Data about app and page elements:
= = = = = = =

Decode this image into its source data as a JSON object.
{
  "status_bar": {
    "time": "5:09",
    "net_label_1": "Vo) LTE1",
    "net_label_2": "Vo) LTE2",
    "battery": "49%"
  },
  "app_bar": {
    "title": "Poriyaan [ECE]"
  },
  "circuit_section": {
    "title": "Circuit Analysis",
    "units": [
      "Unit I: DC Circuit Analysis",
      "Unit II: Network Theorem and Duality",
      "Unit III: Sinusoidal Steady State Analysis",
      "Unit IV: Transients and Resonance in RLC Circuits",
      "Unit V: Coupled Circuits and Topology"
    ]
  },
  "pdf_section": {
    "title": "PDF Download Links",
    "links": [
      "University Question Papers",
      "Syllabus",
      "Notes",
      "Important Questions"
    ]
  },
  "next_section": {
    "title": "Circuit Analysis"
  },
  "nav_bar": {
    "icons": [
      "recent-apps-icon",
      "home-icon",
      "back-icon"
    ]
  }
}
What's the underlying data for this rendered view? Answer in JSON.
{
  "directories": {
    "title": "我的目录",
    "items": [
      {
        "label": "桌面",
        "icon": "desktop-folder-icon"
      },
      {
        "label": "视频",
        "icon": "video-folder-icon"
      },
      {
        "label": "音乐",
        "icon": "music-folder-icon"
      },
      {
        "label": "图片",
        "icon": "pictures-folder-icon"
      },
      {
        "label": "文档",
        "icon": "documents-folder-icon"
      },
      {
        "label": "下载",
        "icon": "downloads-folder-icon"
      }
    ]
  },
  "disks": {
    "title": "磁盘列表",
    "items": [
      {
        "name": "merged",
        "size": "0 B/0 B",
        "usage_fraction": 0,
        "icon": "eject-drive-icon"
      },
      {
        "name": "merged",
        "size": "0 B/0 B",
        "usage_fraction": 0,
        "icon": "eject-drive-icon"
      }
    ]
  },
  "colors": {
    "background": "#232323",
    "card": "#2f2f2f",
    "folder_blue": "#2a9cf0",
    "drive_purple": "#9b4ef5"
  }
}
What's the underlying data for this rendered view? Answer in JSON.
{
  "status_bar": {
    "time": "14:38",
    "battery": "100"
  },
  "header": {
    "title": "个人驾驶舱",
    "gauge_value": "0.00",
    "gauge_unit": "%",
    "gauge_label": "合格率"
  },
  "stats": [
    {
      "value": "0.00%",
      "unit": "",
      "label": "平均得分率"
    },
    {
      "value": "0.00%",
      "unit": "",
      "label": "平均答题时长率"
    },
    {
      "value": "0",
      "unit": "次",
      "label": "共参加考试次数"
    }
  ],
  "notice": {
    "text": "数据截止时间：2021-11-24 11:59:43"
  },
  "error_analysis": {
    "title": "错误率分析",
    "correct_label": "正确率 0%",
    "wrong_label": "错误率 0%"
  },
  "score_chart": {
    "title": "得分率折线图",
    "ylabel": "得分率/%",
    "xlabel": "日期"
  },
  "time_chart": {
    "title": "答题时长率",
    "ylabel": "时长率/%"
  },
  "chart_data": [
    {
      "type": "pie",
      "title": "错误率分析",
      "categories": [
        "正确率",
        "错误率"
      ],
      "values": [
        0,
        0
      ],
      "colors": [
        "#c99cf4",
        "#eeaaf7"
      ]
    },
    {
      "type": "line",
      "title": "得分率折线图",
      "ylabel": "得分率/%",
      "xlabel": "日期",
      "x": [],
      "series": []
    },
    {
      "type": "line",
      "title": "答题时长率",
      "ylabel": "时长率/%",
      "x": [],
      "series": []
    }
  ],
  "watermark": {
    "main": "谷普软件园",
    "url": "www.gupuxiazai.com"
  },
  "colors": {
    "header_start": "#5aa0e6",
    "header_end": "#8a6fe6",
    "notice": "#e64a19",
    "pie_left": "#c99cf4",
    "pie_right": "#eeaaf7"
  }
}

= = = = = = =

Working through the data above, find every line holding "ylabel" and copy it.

• Result for this task:
    "ylabel": "得分率/%",
    "ylabel": "时长率/%"
      "ylabel": "得分率/%",
      "ylabel": "时长率/%",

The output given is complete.